__THE TASK__. The job is to find each line in the entries holding the string "letter" and copy that line.

__DATASET EXCERPTS__.

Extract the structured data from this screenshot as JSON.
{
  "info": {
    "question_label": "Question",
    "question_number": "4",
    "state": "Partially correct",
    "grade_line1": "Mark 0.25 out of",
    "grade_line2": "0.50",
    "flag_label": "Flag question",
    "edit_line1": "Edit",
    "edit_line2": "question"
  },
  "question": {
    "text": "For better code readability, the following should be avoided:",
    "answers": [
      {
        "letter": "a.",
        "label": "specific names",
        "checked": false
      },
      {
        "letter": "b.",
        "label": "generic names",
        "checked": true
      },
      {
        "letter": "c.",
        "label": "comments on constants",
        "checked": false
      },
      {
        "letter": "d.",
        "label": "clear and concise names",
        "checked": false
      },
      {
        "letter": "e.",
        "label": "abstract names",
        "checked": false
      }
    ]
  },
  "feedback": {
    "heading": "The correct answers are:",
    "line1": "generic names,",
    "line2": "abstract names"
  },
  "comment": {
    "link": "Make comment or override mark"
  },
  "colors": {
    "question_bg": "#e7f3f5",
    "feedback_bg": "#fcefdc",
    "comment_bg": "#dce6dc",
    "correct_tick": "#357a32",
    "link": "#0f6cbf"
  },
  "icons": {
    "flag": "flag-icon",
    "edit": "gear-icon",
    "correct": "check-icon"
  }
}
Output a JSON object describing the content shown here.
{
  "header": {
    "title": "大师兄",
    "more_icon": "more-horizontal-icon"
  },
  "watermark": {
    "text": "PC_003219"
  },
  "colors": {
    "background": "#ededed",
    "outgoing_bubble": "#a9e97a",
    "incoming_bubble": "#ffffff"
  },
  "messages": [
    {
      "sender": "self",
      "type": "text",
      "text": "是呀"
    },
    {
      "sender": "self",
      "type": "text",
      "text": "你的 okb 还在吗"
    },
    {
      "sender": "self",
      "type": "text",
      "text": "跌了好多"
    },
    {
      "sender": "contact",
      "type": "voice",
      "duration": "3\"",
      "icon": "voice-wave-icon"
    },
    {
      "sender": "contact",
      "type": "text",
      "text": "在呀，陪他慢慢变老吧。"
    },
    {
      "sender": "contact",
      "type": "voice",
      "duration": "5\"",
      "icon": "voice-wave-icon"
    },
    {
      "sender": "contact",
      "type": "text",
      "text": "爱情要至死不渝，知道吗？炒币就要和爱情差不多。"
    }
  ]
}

__FINISHED TASK__.
        "letter": "a.",
        "letter": "b.",
        "letter": "c.",
        "letter": "d.",
        "letter": "e.",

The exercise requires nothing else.